“The most beautiful thing we can experience is the mysterious. The knowledge of the existence of something unfathomable to us. The manifestation of the most profound reason, coupled with the most brilliant beauty.
I cannot imagine God, who rewards and punishes the objects of his creation, or who has a will of the kind that we experience in ourselves. I am satisfied with the mystery of life’s eternity and with the awareness of, and glimpse into, the marvelous construction of the existing world, together with a steadfast determination, to comprehend a portion be ever so tiny of the reason that manifests itself in nature. This is the basis of cosmic religiosity. And it appears to me, that the most important function of art and science is awaken this feeling among the receptive and keep it alive.
I sense that it is not the state that has intrinsic values in the machinery of mankind; but rather the creative feeling individual, the personality alone that created the noble and sublime.

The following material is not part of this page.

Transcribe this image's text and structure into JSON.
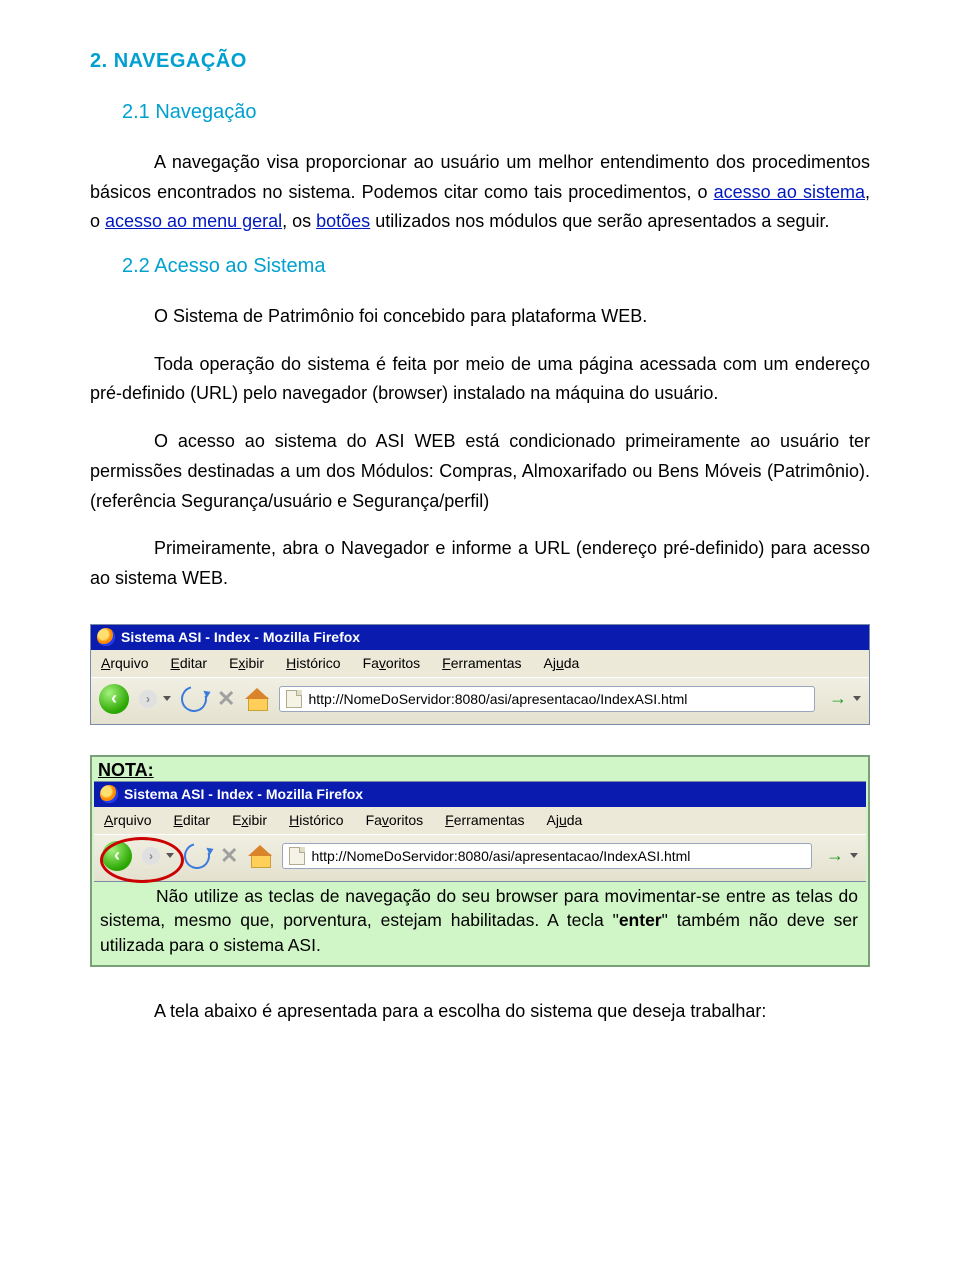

Men’s ethical behaviour should be effectively grounded on compassion, nurture and social bonds. What is moral, is not the divine, but rather a purely human matter albeit the most important of all human matters. In the course of history the ideal pertaining to human beings behaviour to each other, and pertaining to the preferred organization of their communities have been espoused and taught by enlightened individuals. These ideals and convictions, results of historical experience, empathy and the need for beauty and harmony, have usually been willingly recognized by human beings, at least in theory. The highest principles for our aspirations and judgements are given to us westerners in a jewish, christian religious tradition. It is a very high goal. Free and responsible development of the individual, so that he may place his powers freely and gladly in the service of all mankind. The pursuit of recognition for their own sake, and almost fanatical love of justice and the quest for personal independence, formed the traditional themes of the jewish people, of which I am a member. But if one holds these high principles clearly before ones eyes and compares them with the life and spirit of our times, then it is glaringly apparent that mankind finds itself at present in grave danger.
I see the nature of the current crisis in the juxtaposition of the individual to society. The individual feels more than ever dependent on society, but he feels this dependence not in the positive sense, cradled, connected as part of an organic whole. He sees it as a threat to his natural rights and even his economic existence. His position in society, then, is such that, that which drives his ego is encouraged and developed, and that which would drive him towards other men, a weak impulse to begin with, is left to atrophy. It is my believe that there is only one way to eliminate these evils. Namely, the establishment of a planned economy, coupled with an education geared towards social goals. Alongside the development of individual abilities, the education of the individual aspires to revive an ideal that is geared towards the service of our fellow-men. And that needs to take the place of the glorification of power and outer success.”
Albert Einstein – 1950s